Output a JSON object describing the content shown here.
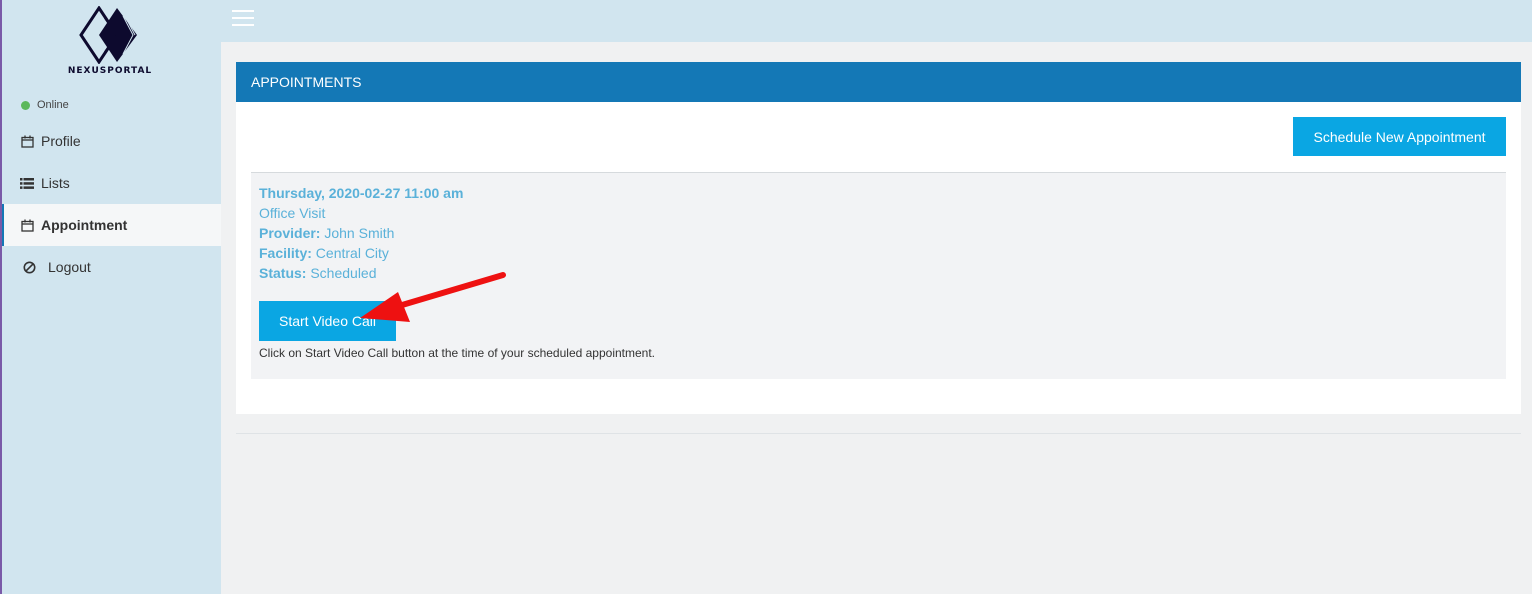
{
  "brand": {
    "name": "NEXUSPORTAL"
  },
  "user_status": {
    "label": "Online",
    "color": "#5cb85c"
  },
  "sidebar": {
    "items": [
      {
        "label": "Profile",
        "icon": "calendar-icon"
      },
      {
        "label": "Lists",
        "icon": "list-icon"
      },
      {
        "label": "Appointment",
        "icon": "calendar-icon",
        "active": true
      },
      {
        "label": "Logout",
        "icon": "ban-icon"
      }
    ]
  },
  "panel": {
    "title": "APPOINTMENTS",
    "schedule_button": "Schedule New Appointment"
  },
  "appointment": {
    "datetime": "Thursday, 2020-02-27 11:00 am",
    "type": "Office Visit",
    "provider_label": "Provider:",
    "provider": "John Smith",
    "facility_label": "Facility:",
    "facility": "Central City",
    "status_label": "Status:",
    "status": "Scheduled",
    "video_button": "Start Video Call",
    "help_text": "Click on Start Video Call button at the time of your scheduled appointment."
  },
  "colors": {
    "accent": "#1478b6",
    "button": "#0aa6e3",
    "sidebar_bg": "#d1e5ef",
    "appointment_text": "#5ab1d9",
    "annotation_arrow": "#ee1111"
  }
}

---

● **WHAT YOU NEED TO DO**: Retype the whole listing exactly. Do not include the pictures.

● **OUTPUT FOR THIS TASK**:
Output a JSON object describing the content shown here.
{
  "brand": {
    "name": "NEXUSPORTAL"
  },
  "user_status": {
    "label": "Online",
    "color": "#5cb85c"
  },
  "sidebar": {
    "items": [
      {
        "label": "Profile",
        "icon": "calendar-icon"
      },
      {
        "label": "Lists",
        "icon": "list-icon"
      },
      {
        "label": "Appointment",
        "icon": "calendar-icon",
        "active": true
      },
      {
        "label": "Logout",
        "icon": "ban-icon"
      }
    ]
  },
  "panel": {
    "title": "APPOINTMENTS",
    "schedule_button": "Schedule New Appointment"
  },
  "appointment": {
    "datetime": "Thursday, 2020-02-27 11:00 am",
    "type": "Office Visit",
    "provider_label": "Provider:",
    "provider": "John Smith",
    "facility_label": "Facility:",
    "facility": "Central City",
    "status_label": "Status:",
    "status": "Scheduled",
    "video_button": "Start Video Call",
    "help_text": "Click on Start Video Call button at the time of your scheduled appointment."
  },
  "colors": {
    "accent": "#1478b6",
    "button": "#0aa6e3",
    "sidebar_bg": "#d1e5ef",
    "appointment_text": "#5ab1d9",
    "annotation_arrow": "#ee1111"
  }
}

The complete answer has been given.